Rubio (C): Stop me if you have heard this before. Rubio, while he gives a great delivery, comes off as way too rehearsed. He is the student who memorized the entire book and cannot wait to recite it in front of the whole class. But when he’s asked a detailed question about what the book is about, he has trouble providing a direct answers. Tonight, once again, showed that Marco Rubio is not very good when forced to deviate from his stump speech. See the aforementioned contrasting of he and Cruz’s response to tough questions on immigration. Rubio’s answer was just not up to par.

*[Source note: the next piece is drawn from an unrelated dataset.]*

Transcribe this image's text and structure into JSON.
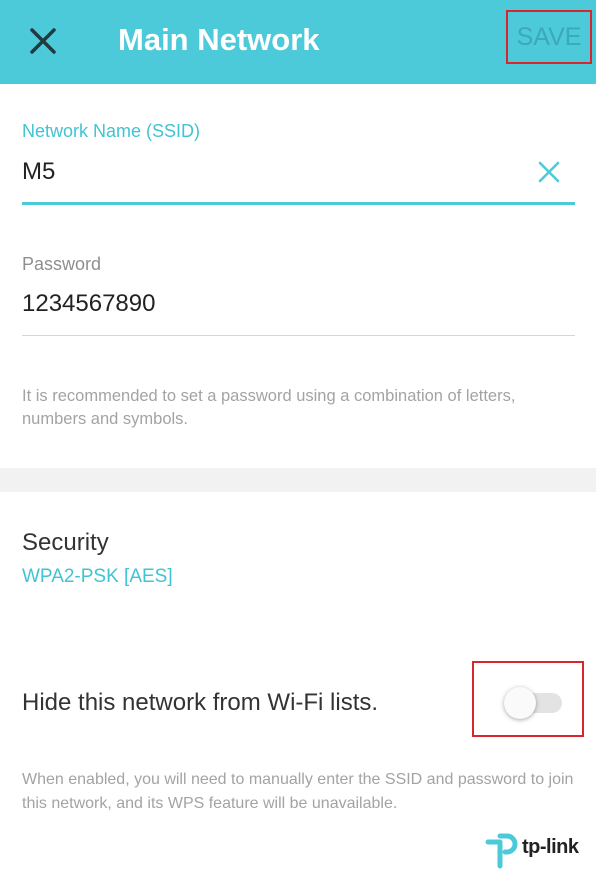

It’s also pretty apparent he sees an opening to exceed expectations in Iowa. Rubio is a religious guy, but I have never heard him talk about his faith more than I did tonight. This might play well with the conservative evangelicals who make up a large share of the Iowa GOP electorate, but Cruz and Trump are getting most of that support and to be honest, even those answers seemed rehearsed and came off as pandering.
All in all, not a great night for Rubio.
Kasich (C-): Kasich has stayed true to himself throughout the entire campaign. A midwestern guy who tries to win on substance and optimism. Nothing changed tonight. His answers were fine and he again managed to avoid being the grumpy grandfather of the group.
But aside from a few decent answers, he disappeared for large portions of the debate. At one point I forgot he was taking part in the debate at all.
It is New Hampshire or bust for Kasich. Some polls show him doing well there and I don’t think his performance tonight hurt, or helped, in any real way.
Carson (F): “Putin is a one horse country. Oil.” This pretty much sums it up for Ben Carson tonight, and for most of this race. I really wish they had a shot of Carson’s face when Bret Baier was asking him what he would do if Putin invaded Estonia.
That’s all I got. What else is there to say?
Website Plugs (F): Somebody really needs to tell all candidates, Democrat and Republican, that it is not 2004 anymore. It’s 2016. Everybody on the planet knows they have websites. And if they don’t know the exact site URL, they can fire up their Google Machine and search the candidate’s name on the interwebs. Please stop doing this, already. It’s a step below the candidates who plug their books during these things.
I usually end these by giving a grand prognostication of what I think is going to happen going forward. But this race has seen so many twists and turns, I am perfectly fine saying I have no clue how this whole thing is going to shake out. But man, this is fun to watch.
The real fun begins in four days. I am going to sit back and enjoy the ride because there really is no better show on earth than a presidential election.